→ WHAT TO PRODUCE: Within the records, which lines hold the string "Germany"? Report each one by copying it.

→ RECORD EXTRACTS:

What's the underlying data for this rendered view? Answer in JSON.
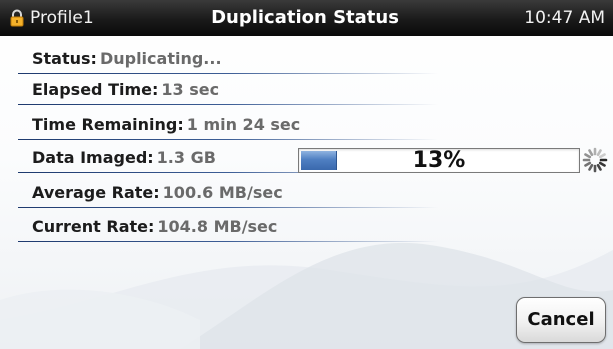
{
  "titlebar": {
    "profile": "Profile1",
    "title": "Duplication Status",
    "time": "10:47 AM",
    "lock_icon": "lock-icon"
  },
  "status": {
    "rows": [
      {
        "label": "Status:",
        "value": "Duplicating..."
      },
      {
        "label": "Elapsed Time:",
        "value": "13 sec"
      },
      {
        "label": "Time Remaining:",
        "value": "1 min 24 sec"
      },
      {
        "label": "Data Imaged:",
        "value": "1.3 GB"
      },
      {
        "label": "Average Rate:",
        "value": "100.6 MB/sec"
      },
      {
        "label": "Current Rate:",
        "value": "104.8 MB/sec"
      }
    ]
  },
  "progress": {
    "percent_text": "13%",
    "fraction": 0.13
  },
  "busy_icon": "spinner-icon",
  "buttons": {
    "cancel": "Cancel"
  },
  "colors": {
    "titlebar": "#1a1a1a",
    "separator": "#1e3a6e",
    "progress_fill": "#4f7fc2",
    "lock": "#f5b12a"
  }
}
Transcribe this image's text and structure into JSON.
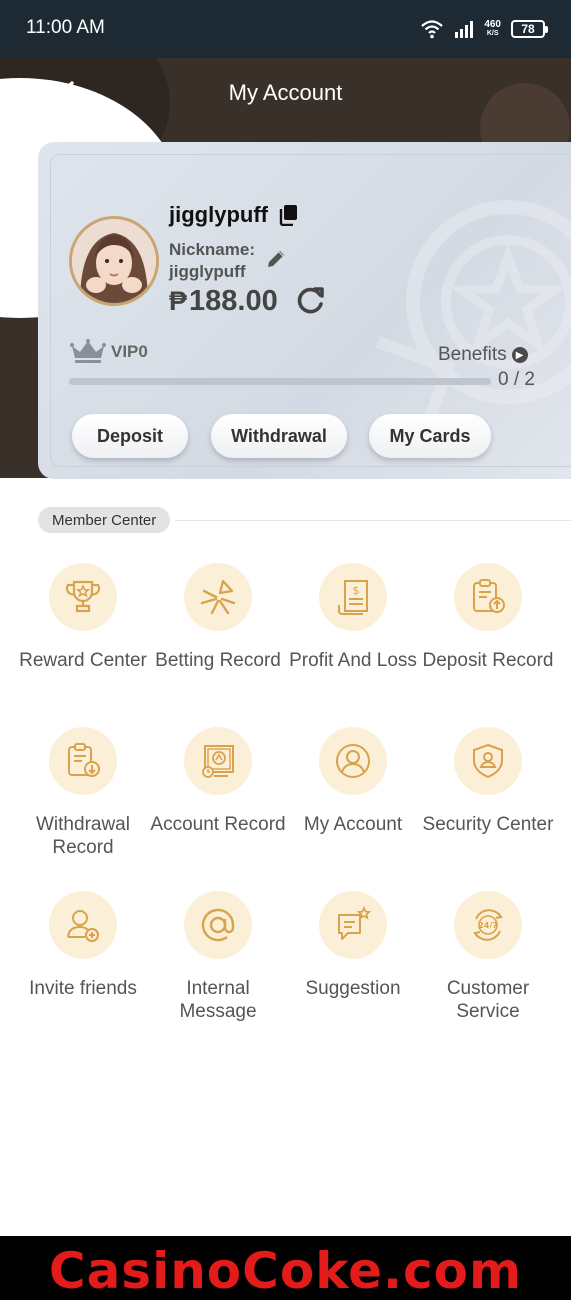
{
  "status_bar": {
    "time": "11:00 AM",
    "net_speed": "460",
    "net_speed_unit": "K/S",
    "battery": "78"
  },
  "header": {
    "title": "My Account"
  },
  "account": {
    "username": "jigglypuff",
    "nickname_label": "Nickname:",
    "nickname": "jigglypuff",
    "currency_symbol": "₱",
    "balance": "188.00",
    "vip_level": "VIP0",
    "benefits_label": "Benefits",
    "progress_text": "0 / 2",
    "progress_fraction": 0.0,
    "buttons": {
      "deposit": "Deposit",
      "withdrawal": "Withdrawal",
      "my_cards": "My Cards"
    }
  },
  "member_center": {
    "title": "Member Center",
    "items": [
      {
        "label": "Reward Center",
        "icon": "trophy-icon"
      },
      {
        "label": "Betting Record",
        "icon": "betting-record-icon"
      },
      {
        "label": "Profit And Loss",
        "icon": "profit-loss-icon"
      },
      {
        "label": "Deposit Record",
        "icon": "deposit-record-icon"
      },
      {
        "label": "Withdrawal Record",
        "icon": "withdrawal-record-icon"
      },
      {
        "label": "Account Record",
        "icon": "account-record-icon"
      },
      {
        "label": "My Account",
        "icon": "user-icon"
      },
      {
        "label": "Security Center",
        "icon": "shield-icon"
      },
      {
        "label": "Invite friends",
        "icon": "invite-user-icon"
      },
      {
        "label": "Internal Message",
        "icon": "at-icon"
      },
      {
        "label": "Suggestion",
        "icon": "suggestion-icon"
      },
      {
        "label": "Customer Service",
        "icon": "support-24-7-icon"
      }
    ]
  },
  "watermark": "CasinoCoke.com",
  "colors": {
    "accent_gold": "#d9a24d",
    "icon_bg": "#fcefd7",
    "watermark_red": "#e41b1b"
  }
}
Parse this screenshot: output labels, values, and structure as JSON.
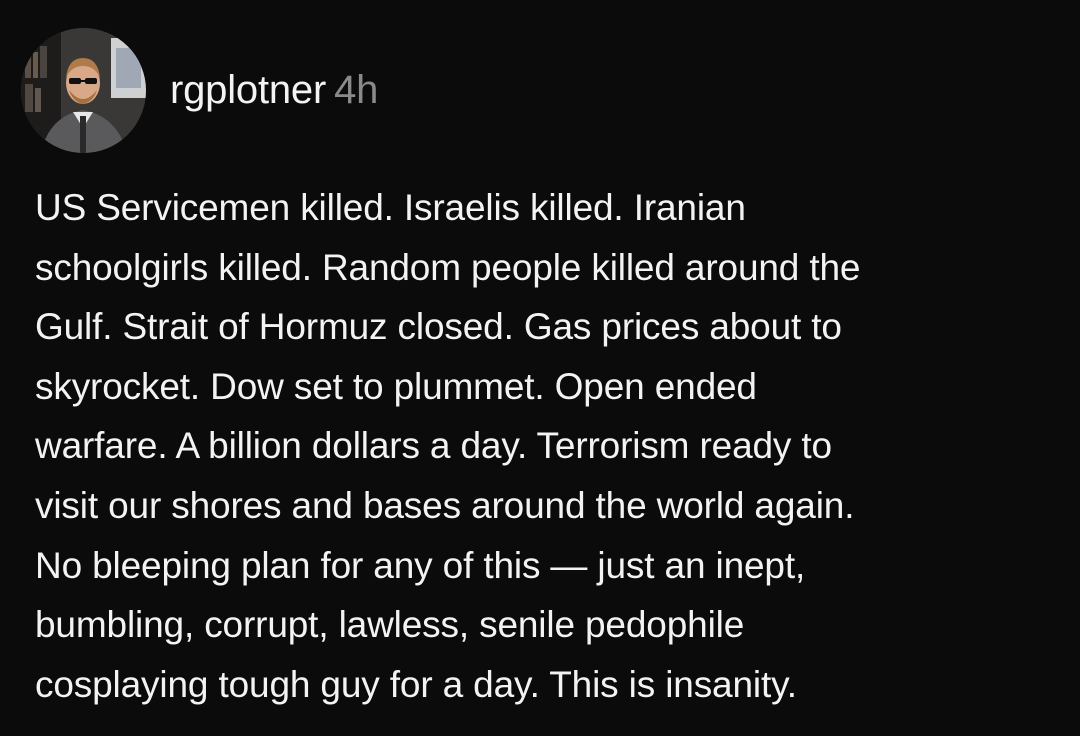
{
  "post": {
    "author": {
      "username": "rgplotner",
      "timestamp": "4h"
    },
    "body_lines": [
      "US Servicemen killed. Israelis killed. Iranian",
      "schoolgirls killed. Random people killed around the",
      "Gulf. Strait of Hormuz closed. Gas prices about to",
      "skyrocket. Dow set to plummet. Open ended",
      "warfare. A billion dollars a day. Terrorism ready to",
      "visit our shores and bases around the world again.",
      "No bleeping plan for any of this — just an inept,",
      "bumbling, corrupt, lawless, senile pedophile",
      "cosplaying tough guy for a day. This is insanity."
    ]
  },
  "colors": {
    "background": "#0b0b0b",
    "text": "#f3f3f3",
    "timestamp": "#8a8a8a"
  }
}
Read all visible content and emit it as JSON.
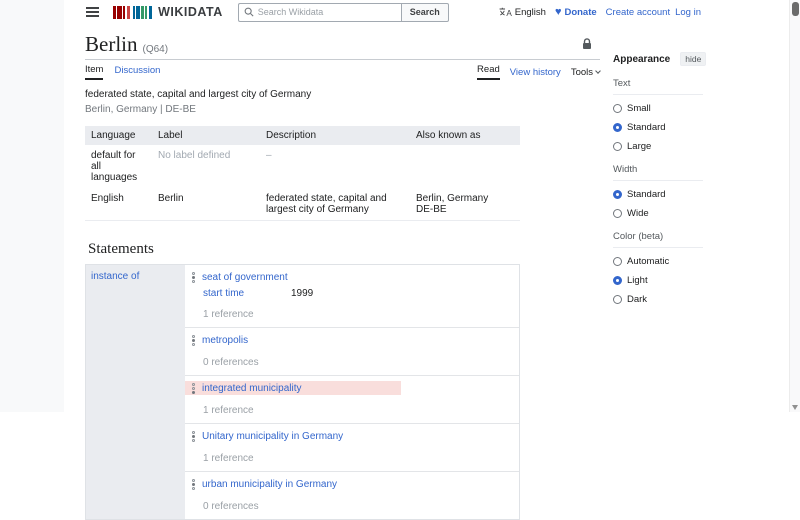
{
  "header": {
    "logo_text": "WIKIDATA",
    "search": {
      "placeholder": "Search Wikidata",
      "button_label": "Search"
    },
    "language_label": "English",
    "donate_label": "Donate",
    "create_account_label": "Create account",
    "log_in_label": "Log in"
  },
  "page": {
    "title": "Berlin",
    "entity_id": "(Q64)",
    "tab_item": "Item",
    "tab_discussion": "Discussion",
    "view_read": "Read",
    "view_history": "View history",
    "view_tools": "Tools",
    "description": "federated state, capital and largest city of Germany",
    "aliases_line": "Berlin, Germany | DE-BE"
  },
  "terms_table": {
    "headers": {
      "language": "Language",
      "label": "Label",
      "description": "Description",
      "also_known_as": "Also known as"
    },
    "rows": [
      {
        "language": "default for all languages",
        "label": "No label defined",
        "description": "–",
        "aliases": [
          "",
          ""
        ]
      },
      {
        "language": "English",
        "label": "Berlin",
        "description": "federated state, capital and largest city of Germany",
        "aliases": [
          "Berlin, Germany",
          "DE-BE"
        ]
      }
    ]
  },
  "statements": {
    "heading": "Statements",
    "property": "instance of",
    "claims": [
      {
        "value": "seat of government",
        "qualifier_property": "start time",
        "qualifier_value": "1999",
        "references": "1 reference",
        "highlighted": false
      },
      {
        "value": "metropolis",
        "references": "0 references",
        "highlighted": false
      },
      {
        "value": "integrated municipality",
        "references": "1 reference",
        "highlighted": true
      },
      {
        "value": "Unitary municipality in Germany",
        "references": "1 reference",
        "highlighted": false
      },
      {
        "value": "urban municipality in Germany",
        "references": "0 references",
        "highlighted": false
      }
    ]
  },
  "appearance": {
    "title": "Appearance",
    "hide_label": "hide",
    "sections": [
      {
        "label": "Text",
        "options": [
          {
            "label": "Small",
            "selected": false
          },
          {
            "label": "Standard",
            "selected": true
          },
          {
            "label": "Large",
            "selected": false
          }
        ]
      },
      {
        "label": "Width",
        "options": [
          {
            "label": "Standard",
            "selected": true
          },
          {
            "label": "Wide",
            "selected": false
          }
        ]
      },
      {
        "label": "Color (beta)",
        "options": [
          {
            "label": "Automatic",
            "selected": false
          },
          {
            "label": "Light",
            "selected": true
          },
          {
            "label": "Dark",
            "selected": false
          }
        ]
      }
    ]
  },
  "colors": {
    "link_blue": "#3366cc",
    "deprecated_highlight": "#f9dedc",
    "table_header_bg": "#eaecf0",
    "logo_red": "#990000",
    "logo_blue": "#006699",
    "logo_green": "#339966"
  }
}
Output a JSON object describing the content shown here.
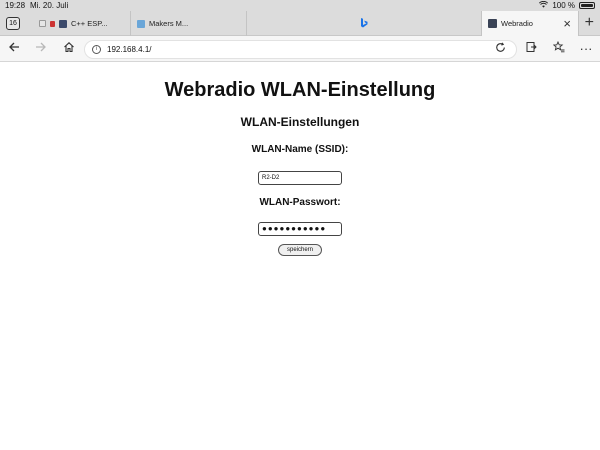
{
  "status_bar": {
    "time": "19:28",
    "date": "Mi. 20. Juli",
    "battery": "100 %"
  },
  "tabs": {
    "count": "16",
    "items": [
      {
        "label": "C++ ESP..."
      },
      {
        "label": "Makers M..."
      },
      {
        "label": ""
      },
      {
        "label": "Webradio"
      }
    ]
  },
  "address_bar": {
    "url": "192.168.4.1/"
  },
  "page": {
    "title": "Webradio WLAN-Einstellung",
    "section_heading": "WLAN-Einstellungen",
    "ssid_label": "WLAN-Name (SSID):",
    "ssid_value": "R2-D2",
    "password_label": "WLAN-Passwort:",
    "password_value": "●●●●●●●●●●●",
    "save_label": "speichern"
  }
}
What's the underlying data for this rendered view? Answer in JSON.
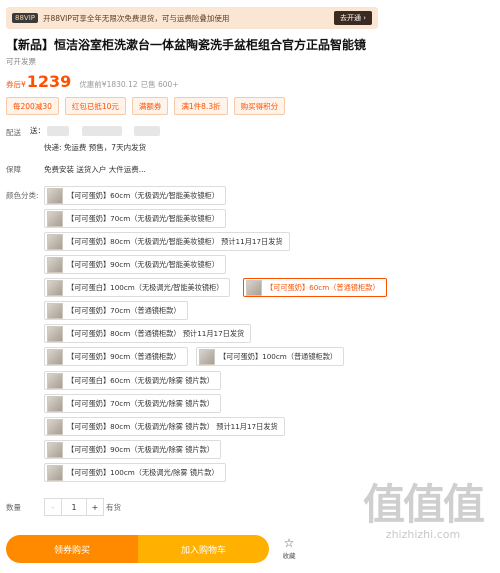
{
  "vip_bar": {
    "badge": "88VIP",
    "text": "开88VIP可享全年无限次免费退货，可与运费险叠加使用",
    "button": "去开通 ›"
  },
  "product": {
    "title": "【新品】恒洁浴室柜洗漱台一体盆陶瓷洗手盆柜组合官方正品智能镜",
    "invoice": "可开发票",
    "price_prefix": "券后¥",
    "price": "1239",
    "original_price": "优惠前¥1830.12",
    "sold": "已售 600+"
  },
  "promo_tags": [
    "每200减30",
    "红包已抵10元",
    "满额券",
    "满1件8.3折",
    "购买得积分"
  ],
  "delivery": {
    "label": "配送",
    "prefix": "送：",
    "line2": "快递: 免运费  预售，7天内发货"
  },
  "guarantee": {
    "label": "保障",
    "value": "免费安装 送货入户 大件运费..."
  },
  "options": {
    "label": "颜色分类:",
    "items": [
      {
        "label": "【可可蛋奶】60cm（无极调光/智能美妆镜柜）",
        "selected": false
      },
      {
        "label": "【可可蛋奶】70cm（无极调光/智能美妆镜柜）",
        "selected": false
      },
      {
        "label": "【可可蛋奶】80cm（无极调光/智能美妆镜柜） 预计11月17日发货",
        "selected": false
      },
      {
        "label": "【可可蛋奶】90cm（无极调光/智能美妆镜柜）",
        "selected": false
      },
      {
        "label": "【可可蛋白】100cm（无极调光/智能美妆镜柜）",
        "selected": false
      },
      {
        "label": "【可可蛋奶】60cm（普通镜柜款）",
        "selected": true
      },
      {
        "label": "【可可蛋奶】70cm（普通镜柜款）",
        "selected": false
      },
      {
        "label": "【可可蛋奶】80cm（普通镜柜款） 预计11月17日发货",
        "selected": false
      },
      {
        "label": "【可可蛋奶】90cm（普通镜柜款）",
        "selected": false
      },
      {
        "label": "【可可蛋奶】100cm（普通镜柜款）",
        "selected": false
      },
      {
        "label": "【可可蛋白】60cm（无极调光/除雾 镜片款）",
        "selected": false
      },
      {
        "label": "【可可蛋奶】70cm（无极调光/除雾 镜片款）",
        "selected": false
      },
      {
        "label": "【可可蛋奶】80cm（无极调光/除雾 镜片款） 预计11月17日发货",
        "selected": false
      },
      {
        "label": "【可可蛋奶】90cm（无极调光/除雾 镜片款）",
        "selected": false
      },
      {
        "label": "【可可蛋奶】100cm（无极调光/除雾 镜片款）",
        "selected": false
      }
    ]
  },
  "quantity": {
    "label": "数量",
    "minus": "-",
    "value": "1",
    "plus": "+",
    "stock": "有货"
  },
  "actions": {
    "buy_now": "领券购买",
    "add_to_cart": "加入购物车",
    "favorite": "收藏",
    "favorite_icon": "star-outline-icon"
  },
  "watermark": {
    "logo": "值值值",
    "url": "zhizhizhi.com"
  },
  "colors": {
    "accent": "#ff5000",
    "buy_button": "#ff8a00",
    "cart_button": "#ffb000"
  }
}
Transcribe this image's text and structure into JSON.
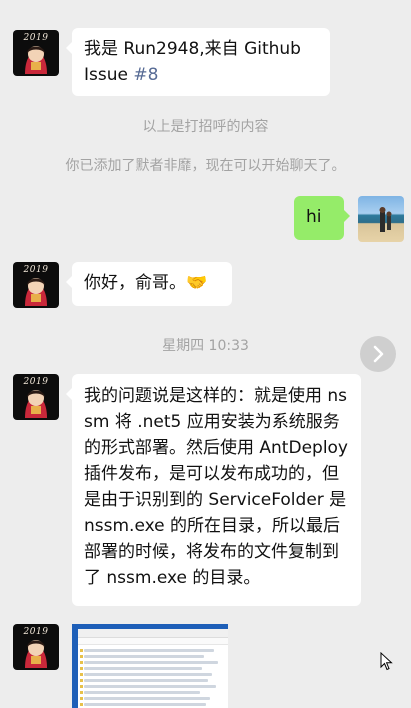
{
  "avatar": {
    "year": "2019"
  },
  "messages": {
    "m1_prefix": "我是 Run2948,来自 Github Issue ",
    "m1_link": "#8",
    "greeting_note": "以上是打招呼的内容",
    "added_note": "你已添加了默者非靡，现在可以开始聊天了。",
    "hi": "hi",
    "nihao": "你好，俞哥。",
    "handshake_emoji": "🤝",
    "timestamp": "星期四 10:33",
    "long": "我的问题说是这样的：就是使用 nssm 将 .net5 应用安装为系统服务的形式部署。然后使用 AntDeploy 插件发布，是可以发布成功的，但是由于识别到的 ServiceFolder 是 nssm.exe 的所在目录，所以最后部署的时候，将发布的文件复制到了 nssm.exe 的目录。"
  },
  "icons": {
    "avatar": "anime-avatar-icon",
    "photo": "beach-photo-thumbnail",
    "next": "chevron-right-icon",
    "cursor": "mouse-pointer-icon"
  },
  "colors": {
    "background": "#ededed",
    "bubble_left": "#ffffff",
    "bubble_right": "#95ec69",
    "link": "#576b95",
    "system_text": "#a3a3a3"
  }
}
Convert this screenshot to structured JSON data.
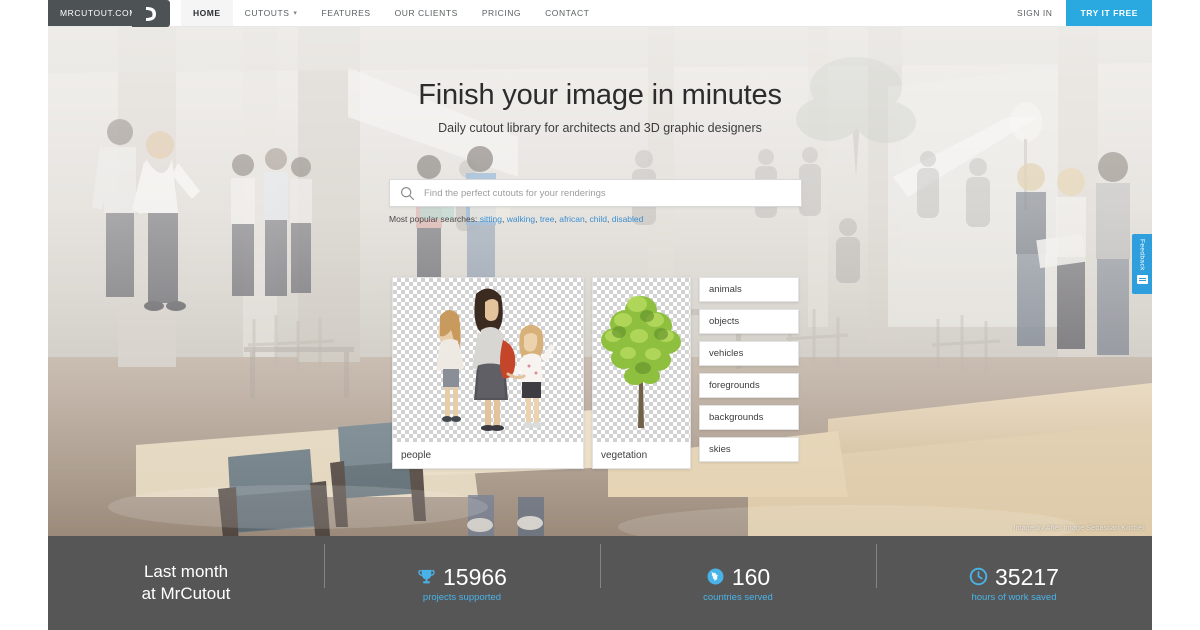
{
  "nav": {
    "logo_text": "MRCUTOUT.COM",
    "logo_icon": "mask-face-icon",
    "items": [
      {
        "label": "HOME",
        "active": true,
        "caret": false
      },
      {
        "label": "CUTOUTS",
        "active": false,
        "caret": true
      },
      {
        "label": "FEATURES",
        "active": false,
        "caret": false
      },
      {
        "label": "OUR CLIENTS",
        "active": false,
        "caret": false
      },
      {
        "label": "PRICING",
        "active": false,
        "caret": false
      },
      {
        "label": "CONTACT",
        "active": false,
        "caret": false
      }
    ],
    "sign_in": "SIGN IN",
    "try_free": "TRY IT FREE",
    "accent_color": "#29a9e0"
  },
  "hero": {
    "headline": "Finish your image in minutes",
    "subhead": "Daily cutout library for architects and 3D graphic designers",
    "credit": "Image by After Image Sebastian Kochel"
  },
  "search": {
    "placeholder": "Find the perfect cutouts for your renderings",
    "value": "",
    "icon": "search-icon",
    "popular_label": "Most popular searches:",
    "popular_terms": [
      "sitting",
      "walking",
      "tree",
      "african",
      "child",
      "disabled"
    ],
    "link_color": "#3b8fd1"
  },
  "cards": [
    {
      "label": "people",
      "thumb": "three-women-walking-cutout"
    },
    {
      "label": "vegetation",
      "thumb": "green-tree-cutout"
    }
  ],
  "categories": [
    {
      "label": "animals"
    },
    {
      "label": "objects"
    },
    {
      "label": "vehicles"
    },
    {
      "label": "foregrounds"
    },
    {
      "label": "backgrounds"
    },
    {
      "label": "skies"
    }
  ],
  "feedback": {
    "label": "Feedback",
    "icon": "comment-box-icon",
    "color": "#2e9fdc"
  },
  "stats": {
    "background": "#565656",
    "value_color": "#49b3e8",
    "lead_line1": "Last month",
    "lead_line2": "at MrCutout",
    "items": [
      {
        "icon": "trophy-icon",
        "value": "15966",
        "label": "projects supported"
      },
      {
        "icon": "globe-icon",
        "value": "160",
        "label": "countries served"
      },
      {
        "icon": "clock-icon",
        "value": "35217",
        "label": "hours of work saved"
      }
    ]
  }
}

→ ANSWER TO THIS PROBLEM:
    "description": "federated state, capital and largest city of Germany",
    "aliases_line": "Berlin, Germany | DE-BE"
        "description": "federated state, capital and largest city of Germany",
          "Berlin, Germany",
        "value": "Unitary municipality in Germany",
        "value": "urban municipality in Germany",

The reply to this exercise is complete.